===== THE DATA =====

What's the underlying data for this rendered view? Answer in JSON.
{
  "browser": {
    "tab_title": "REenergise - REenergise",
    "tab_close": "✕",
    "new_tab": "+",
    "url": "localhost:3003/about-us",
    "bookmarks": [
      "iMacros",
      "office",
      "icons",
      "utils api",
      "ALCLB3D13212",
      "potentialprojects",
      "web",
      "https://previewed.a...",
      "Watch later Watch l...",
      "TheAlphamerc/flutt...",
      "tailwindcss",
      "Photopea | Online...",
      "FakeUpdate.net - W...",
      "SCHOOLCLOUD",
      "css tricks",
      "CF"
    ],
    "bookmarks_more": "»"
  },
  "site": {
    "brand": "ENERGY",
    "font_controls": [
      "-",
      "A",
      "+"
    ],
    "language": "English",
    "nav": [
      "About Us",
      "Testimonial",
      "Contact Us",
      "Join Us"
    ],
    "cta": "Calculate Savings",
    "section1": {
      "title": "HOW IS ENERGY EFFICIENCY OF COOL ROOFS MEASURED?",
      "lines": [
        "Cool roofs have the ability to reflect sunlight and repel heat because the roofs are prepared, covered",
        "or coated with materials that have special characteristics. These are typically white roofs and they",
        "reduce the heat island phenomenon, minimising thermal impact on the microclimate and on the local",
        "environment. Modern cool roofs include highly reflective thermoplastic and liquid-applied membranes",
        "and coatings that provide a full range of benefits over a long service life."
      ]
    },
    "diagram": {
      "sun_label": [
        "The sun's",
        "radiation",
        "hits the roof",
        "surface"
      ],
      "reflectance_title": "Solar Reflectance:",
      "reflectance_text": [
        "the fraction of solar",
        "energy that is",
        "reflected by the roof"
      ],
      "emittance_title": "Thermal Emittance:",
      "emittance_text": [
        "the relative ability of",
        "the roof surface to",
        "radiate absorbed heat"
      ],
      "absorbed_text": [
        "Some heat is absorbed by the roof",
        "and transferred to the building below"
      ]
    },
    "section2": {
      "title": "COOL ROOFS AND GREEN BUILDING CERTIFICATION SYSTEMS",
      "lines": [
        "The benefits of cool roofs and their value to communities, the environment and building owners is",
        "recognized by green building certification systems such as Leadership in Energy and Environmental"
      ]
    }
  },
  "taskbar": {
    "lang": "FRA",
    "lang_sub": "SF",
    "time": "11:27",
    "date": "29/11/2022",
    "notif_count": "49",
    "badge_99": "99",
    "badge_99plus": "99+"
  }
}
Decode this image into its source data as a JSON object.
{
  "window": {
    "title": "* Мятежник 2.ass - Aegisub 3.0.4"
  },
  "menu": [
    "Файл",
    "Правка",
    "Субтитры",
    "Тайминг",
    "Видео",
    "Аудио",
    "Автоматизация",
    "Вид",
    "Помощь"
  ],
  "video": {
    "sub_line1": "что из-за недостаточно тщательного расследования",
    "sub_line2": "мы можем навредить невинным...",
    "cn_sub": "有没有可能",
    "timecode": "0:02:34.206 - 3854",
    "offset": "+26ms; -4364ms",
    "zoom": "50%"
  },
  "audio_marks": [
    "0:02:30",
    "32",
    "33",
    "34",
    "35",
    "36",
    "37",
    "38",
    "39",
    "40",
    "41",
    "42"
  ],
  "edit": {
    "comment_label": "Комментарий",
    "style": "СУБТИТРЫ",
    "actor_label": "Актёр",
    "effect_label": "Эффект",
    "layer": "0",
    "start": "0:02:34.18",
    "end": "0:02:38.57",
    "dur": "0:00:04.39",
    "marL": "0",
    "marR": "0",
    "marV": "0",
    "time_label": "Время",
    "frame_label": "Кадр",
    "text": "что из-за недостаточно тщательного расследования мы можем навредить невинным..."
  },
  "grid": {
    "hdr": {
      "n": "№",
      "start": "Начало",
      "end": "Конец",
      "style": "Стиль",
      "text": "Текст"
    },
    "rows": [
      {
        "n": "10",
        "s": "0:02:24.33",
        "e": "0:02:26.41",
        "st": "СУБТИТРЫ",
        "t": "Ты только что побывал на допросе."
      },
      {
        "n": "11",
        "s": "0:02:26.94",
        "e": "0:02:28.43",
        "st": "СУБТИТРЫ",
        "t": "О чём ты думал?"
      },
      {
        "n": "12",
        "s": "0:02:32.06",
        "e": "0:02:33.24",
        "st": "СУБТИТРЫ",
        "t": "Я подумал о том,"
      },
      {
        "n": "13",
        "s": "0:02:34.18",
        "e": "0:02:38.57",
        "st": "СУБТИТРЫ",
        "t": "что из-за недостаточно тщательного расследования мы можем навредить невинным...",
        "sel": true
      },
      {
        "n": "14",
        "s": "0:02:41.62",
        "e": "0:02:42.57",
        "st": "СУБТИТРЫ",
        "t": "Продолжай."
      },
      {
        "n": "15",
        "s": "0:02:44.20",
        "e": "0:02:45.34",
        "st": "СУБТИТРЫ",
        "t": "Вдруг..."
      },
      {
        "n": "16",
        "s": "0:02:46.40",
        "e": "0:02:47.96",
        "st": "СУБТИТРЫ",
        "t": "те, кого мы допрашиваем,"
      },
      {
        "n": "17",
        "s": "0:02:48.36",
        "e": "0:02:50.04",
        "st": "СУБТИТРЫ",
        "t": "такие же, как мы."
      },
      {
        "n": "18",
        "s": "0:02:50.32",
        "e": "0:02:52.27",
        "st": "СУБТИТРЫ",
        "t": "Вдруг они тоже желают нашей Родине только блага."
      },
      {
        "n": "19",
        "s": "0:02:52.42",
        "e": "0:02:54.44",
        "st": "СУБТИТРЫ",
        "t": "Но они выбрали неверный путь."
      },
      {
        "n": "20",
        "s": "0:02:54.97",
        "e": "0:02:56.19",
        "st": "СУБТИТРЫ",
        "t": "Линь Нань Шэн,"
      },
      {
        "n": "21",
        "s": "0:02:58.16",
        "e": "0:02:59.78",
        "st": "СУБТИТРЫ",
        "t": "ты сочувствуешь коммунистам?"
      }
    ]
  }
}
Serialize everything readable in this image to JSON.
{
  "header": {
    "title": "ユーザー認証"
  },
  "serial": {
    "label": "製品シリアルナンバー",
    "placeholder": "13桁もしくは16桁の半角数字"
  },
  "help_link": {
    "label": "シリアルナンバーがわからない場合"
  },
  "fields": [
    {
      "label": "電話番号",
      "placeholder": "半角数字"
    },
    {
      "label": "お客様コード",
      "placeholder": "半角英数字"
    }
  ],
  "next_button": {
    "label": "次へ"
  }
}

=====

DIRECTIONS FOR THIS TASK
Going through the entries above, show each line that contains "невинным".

ANSWER
    "sub_line2": "мы можем навредить невинным...",
    "text": "что из-за недостаточно тщательного расследования мы можем навредить невинным..."
        "t": "что из-за недостаточно тщательного расследования мы можем навредить невинным...",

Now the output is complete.